Task instructions -> Search the listing below for the string "What", then copy every line it appears in.

Records supplied ->
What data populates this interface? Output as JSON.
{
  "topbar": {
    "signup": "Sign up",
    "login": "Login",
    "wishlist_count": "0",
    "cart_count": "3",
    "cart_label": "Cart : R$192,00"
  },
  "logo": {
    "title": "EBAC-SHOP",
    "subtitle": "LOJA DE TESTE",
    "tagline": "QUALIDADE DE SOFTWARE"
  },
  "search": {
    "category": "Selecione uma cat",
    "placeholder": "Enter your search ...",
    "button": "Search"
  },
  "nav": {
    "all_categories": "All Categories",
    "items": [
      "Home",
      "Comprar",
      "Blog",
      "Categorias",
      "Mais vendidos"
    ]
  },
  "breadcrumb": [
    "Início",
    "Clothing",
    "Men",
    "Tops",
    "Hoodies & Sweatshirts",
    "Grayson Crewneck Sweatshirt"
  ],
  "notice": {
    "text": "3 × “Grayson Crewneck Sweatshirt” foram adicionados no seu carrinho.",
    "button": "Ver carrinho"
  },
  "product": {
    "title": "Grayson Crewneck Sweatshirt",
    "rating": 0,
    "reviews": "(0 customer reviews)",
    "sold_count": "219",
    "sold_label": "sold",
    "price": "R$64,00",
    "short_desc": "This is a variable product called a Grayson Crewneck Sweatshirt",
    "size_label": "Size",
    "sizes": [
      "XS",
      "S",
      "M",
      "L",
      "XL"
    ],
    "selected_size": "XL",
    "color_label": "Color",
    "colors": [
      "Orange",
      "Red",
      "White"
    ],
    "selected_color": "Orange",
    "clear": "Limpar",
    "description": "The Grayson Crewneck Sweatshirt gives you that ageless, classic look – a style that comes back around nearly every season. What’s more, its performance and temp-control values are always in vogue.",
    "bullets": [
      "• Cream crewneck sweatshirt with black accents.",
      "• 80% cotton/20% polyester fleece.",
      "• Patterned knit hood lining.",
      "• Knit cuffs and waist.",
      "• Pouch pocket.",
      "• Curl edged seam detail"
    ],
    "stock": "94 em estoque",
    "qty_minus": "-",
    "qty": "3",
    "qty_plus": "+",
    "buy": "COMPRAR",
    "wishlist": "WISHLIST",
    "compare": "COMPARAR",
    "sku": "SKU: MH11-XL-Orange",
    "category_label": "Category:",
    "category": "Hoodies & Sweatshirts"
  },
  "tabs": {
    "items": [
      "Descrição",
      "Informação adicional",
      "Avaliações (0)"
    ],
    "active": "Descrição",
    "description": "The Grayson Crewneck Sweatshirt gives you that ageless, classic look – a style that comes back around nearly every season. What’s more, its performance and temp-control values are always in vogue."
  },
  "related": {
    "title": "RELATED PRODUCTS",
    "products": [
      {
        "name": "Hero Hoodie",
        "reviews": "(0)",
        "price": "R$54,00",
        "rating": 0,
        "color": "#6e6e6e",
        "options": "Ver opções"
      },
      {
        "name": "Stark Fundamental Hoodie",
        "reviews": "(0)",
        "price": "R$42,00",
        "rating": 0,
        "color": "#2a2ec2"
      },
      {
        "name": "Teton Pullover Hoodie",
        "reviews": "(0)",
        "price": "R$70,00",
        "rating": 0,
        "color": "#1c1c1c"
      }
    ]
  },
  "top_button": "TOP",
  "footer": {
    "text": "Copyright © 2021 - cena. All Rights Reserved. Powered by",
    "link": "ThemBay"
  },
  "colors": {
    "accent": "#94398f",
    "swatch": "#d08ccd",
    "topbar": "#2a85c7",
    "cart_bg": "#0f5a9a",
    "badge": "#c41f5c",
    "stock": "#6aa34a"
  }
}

Written response ->
What data populates this interface? Output as JSON.
    "description": "The Grayson Crewneck Sweatshirt gives you that ageless, classic look – a style that comes back around nearly every season. What’s more, its performance and temp-control values are always in vogue.",
    "description": "The Grayson Crewneck Sweatshirt gives you that ageless, classic look – a style that comes back around nearly every season. What’s more, its performance and temp-control values are always in vogue."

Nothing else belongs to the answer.